What you should do> Scan the entries below, and for each line that includes the word "screenshot", make a copy.

Records provided>
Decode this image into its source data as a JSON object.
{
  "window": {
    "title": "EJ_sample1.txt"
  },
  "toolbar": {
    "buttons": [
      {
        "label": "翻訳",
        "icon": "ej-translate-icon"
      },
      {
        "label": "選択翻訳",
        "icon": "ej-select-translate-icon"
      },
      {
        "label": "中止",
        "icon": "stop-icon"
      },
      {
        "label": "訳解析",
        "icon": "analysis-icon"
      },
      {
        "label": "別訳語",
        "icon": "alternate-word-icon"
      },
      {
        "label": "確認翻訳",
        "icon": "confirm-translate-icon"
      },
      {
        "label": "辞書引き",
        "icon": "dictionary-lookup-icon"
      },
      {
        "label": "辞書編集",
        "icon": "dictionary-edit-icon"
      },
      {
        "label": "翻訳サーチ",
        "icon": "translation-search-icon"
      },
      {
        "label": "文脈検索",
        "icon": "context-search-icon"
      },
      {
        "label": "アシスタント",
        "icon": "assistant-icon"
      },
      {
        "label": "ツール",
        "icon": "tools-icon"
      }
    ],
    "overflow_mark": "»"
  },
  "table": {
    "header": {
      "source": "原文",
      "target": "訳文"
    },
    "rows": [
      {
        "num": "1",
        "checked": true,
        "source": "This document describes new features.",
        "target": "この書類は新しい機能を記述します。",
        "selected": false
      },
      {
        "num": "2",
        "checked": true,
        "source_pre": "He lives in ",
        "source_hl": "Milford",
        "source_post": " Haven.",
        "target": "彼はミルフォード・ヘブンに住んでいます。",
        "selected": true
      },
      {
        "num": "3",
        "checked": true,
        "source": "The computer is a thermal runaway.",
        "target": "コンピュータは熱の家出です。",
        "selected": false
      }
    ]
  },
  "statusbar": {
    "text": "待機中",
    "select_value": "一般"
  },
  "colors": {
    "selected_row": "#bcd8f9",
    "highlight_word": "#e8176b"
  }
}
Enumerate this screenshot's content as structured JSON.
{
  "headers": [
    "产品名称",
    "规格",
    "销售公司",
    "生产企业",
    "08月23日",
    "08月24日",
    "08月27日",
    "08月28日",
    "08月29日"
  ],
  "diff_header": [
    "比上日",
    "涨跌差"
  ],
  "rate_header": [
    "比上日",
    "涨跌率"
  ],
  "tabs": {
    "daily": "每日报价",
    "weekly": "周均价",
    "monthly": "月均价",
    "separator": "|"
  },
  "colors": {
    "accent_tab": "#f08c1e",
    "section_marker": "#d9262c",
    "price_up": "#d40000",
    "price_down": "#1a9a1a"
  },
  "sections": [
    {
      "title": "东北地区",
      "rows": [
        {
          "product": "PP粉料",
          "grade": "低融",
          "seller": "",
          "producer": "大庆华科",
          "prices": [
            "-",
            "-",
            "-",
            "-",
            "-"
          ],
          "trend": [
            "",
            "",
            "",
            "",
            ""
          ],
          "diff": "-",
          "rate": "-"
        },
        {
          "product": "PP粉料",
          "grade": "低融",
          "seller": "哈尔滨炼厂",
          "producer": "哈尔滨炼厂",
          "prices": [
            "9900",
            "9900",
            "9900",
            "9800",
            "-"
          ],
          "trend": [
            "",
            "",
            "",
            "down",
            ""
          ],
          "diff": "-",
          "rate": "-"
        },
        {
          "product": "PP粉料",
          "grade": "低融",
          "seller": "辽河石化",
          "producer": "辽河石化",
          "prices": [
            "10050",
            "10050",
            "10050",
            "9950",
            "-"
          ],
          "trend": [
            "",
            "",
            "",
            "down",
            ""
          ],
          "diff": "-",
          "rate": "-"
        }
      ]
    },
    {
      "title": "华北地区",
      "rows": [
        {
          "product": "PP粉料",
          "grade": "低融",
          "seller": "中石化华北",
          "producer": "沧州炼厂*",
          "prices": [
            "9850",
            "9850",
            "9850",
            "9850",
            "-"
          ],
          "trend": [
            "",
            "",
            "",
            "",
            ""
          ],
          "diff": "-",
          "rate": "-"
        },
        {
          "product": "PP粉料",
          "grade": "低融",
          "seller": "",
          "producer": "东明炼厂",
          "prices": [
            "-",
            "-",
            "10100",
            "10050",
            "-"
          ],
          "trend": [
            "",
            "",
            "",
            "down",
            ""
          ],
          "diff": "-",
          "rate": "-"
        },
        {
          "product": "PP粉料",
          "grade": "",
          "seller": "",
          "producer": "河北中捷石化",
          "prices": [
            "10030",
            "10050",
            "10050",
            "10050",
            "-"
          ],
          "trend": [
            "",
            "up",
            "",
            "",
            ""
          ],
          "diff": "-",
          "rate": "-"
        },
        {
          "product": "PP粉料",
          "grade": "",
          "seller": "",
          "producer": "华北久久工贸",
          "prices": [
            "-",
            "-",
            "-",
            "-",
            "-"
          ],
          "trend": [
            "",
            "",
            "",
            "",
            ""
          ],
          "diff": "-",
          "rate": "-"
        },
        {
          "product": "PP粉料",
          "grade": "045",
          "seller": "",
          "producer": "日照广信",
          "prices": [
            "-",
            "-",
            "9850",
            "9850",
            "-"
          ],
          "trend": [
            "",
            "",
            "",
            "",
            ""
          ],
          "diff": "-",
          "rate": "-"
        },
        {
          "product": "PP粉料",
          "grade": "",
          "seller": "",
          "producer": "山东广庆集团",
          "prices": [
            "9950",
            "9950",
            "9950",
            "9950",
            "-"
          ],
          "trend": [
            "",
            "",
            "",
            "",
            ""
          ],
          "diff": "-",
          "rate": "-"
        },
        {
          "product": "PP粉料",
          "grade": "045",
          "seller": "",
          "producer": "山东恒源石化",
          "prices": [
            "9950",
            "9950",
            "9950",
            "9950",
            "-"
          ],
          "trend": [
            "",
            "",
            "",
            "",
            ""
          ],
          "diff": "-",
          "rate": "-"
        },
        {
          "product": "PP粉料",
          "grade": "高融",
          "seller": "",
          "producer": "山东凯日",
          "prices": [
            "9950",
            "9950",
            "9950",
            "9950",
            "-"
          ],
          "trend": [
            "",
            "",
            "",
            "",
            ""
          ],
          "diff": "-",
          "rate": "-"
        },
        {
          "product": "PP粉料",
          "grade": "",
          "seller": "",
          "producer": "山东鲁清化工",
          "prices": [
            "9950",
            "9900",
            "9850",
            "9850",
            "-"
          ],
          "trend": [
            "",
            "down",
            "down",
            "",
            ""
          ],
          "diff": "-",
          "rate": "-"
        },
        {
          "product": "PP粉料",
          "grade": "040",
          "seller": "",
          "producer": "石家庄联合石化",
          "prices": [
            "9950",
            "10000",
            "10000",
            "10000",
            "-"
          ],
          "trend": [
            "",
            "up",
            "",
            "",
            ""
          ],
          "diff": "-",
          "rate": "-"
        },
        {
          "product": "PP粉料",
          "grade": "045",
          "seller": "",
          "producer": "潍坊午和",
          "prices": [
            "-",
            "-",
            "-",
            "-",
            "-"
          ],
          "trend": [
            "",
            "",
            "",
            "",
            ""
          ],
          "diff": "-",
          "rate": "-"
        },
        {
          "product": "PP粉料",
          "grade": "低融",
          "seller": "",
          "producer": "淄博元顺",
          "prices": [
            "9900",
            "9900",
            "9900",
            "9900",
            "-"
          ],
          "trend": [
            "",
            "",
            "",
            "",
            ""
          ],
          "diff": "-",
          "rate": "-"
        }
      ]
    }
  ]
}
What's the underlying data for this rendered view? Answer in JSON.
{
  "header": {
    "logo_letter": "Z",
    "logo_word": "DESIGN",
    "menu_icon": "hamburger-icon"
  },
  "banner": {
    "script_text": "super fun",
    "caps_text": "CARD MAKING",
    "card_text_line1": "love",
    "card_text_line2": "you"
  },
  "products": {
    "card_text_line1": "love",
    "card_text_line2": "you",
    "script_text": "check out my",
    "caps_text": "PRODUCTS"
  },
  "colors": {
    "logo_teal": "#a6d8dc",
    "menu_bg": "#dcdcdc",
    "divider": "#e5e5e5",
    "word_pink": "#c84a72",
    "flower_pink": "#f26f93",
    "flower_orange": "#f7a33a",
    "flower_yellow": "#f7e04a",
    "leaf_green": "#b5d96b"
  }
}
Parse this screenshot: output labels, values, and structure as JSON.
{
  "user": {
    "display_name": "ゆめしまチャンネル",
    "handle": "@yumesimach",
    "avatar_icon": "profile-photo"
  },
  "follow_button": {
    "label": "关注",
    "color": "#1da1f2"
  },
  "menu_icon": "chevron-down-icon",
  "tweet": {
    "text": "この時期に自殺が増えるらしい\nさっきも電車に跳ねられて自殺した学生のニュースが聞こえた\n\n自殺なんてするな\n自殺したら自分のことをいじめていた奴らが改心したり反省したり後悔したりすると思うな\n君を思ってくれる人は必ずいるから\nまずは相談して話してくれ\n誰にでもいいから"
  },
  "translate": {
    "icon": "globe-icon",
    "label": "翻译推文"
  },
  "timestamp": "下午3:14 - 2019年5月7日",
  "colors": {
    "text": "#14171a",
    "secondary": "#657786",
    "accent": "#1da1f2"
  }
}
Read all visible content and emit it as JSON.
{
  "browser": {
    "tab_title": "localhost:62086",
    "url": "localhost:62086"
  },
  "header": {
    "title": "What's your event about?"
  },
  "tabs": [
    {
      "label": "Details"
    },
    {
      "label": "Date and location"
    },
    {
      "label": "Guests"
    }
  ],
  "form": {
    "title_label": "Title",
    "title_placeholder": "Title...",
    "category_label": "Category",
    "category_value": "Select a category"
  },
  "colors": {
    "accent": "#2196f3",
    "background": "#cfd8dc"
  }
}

Result of this task>
Enumerate this screenshot's content as structured JSON.
Parse this screenshot: output labels, values, and structure as JSON.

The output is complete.